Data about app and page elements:
== Segment start ==

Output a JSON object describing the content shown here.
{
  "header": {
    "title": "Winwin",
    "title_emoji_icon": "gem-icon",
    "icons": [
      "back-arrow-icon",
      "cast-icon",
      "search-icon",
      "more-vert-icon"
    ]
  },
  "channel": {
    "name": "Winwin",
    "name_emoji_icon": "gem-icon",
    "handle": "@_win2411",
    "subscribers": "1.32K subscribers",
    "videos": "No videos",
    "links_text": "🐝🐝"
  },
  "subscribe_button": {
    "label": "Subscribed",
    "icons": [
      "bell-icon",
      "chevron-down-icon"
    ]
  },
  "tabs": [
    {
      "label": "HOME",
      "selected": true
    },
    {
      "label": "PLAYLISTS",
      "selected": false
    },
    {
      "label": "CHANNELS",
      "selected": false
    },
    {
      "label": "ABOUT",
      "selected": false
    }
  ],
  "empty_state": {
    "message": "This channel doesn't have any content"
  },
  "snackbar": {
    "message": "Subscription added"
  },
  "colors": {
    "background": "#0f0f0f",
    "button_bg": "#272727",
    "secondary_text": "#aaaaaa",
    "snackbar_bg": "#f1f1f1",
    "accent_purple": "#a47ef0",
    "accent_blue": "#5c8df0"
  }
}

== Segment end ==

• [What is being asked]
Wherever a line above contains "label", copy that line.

• [Result for this task]
    "label": "Subscribed",
      "label": "HOME",
      "label": "PLAYLISTS",
      "label": "CHANNELS",
      "label": "ABOUT",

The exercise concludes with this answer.